Please go line by line through the material and copy each one containing the word "state".

Input for this task:
========================================
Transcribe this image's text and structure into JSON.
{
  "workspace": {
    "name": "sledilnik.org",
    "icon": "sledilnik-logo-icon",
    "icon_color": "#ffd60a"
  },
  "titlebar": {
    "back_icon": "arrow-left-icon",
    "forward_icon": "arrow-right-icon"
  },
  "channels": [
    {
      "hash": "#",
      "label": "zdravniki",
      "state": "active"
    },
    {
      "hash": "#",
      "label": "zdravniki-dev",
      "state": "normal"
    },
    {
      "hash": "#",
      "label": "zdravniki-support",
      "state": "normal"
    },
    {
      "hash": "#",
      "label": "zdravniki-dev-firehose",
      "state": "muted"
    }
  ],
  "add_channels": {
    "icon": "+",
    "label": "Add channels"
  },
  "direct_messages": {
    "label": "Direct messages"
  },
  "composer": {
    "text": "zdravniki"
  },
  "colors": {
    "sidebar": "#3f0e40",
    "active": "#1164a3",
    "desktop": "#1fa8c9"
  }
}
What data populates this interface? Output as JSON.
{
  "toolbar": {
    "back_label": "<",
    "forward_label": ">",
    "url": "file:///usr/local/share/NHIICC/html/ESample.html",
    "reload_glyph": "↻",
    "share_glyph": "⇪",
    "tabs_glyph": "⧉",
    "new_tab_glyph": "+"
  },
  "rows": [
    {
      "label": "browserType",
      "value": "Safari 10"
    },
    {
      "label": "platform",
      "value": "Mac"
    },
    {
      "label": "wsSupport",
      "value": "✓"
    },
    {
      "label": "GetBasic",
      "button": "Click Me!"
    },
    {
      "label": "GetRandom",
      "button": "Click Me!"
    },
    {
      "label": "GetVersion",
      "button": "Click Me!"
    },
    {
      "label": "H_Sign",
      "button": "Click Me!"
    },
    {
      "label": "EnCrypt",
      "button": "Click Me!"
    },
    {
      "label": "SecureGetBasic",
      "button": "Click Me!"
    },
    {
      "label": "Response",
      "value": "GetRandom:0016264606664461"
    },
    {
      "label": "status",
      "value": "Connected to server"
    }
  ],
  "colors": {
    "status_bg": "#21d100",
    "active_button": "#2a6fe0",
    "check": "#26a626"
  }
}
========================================
Result:
      "state": "active"
      "state": "normal"
      "state": "normal"
      "state": "muted"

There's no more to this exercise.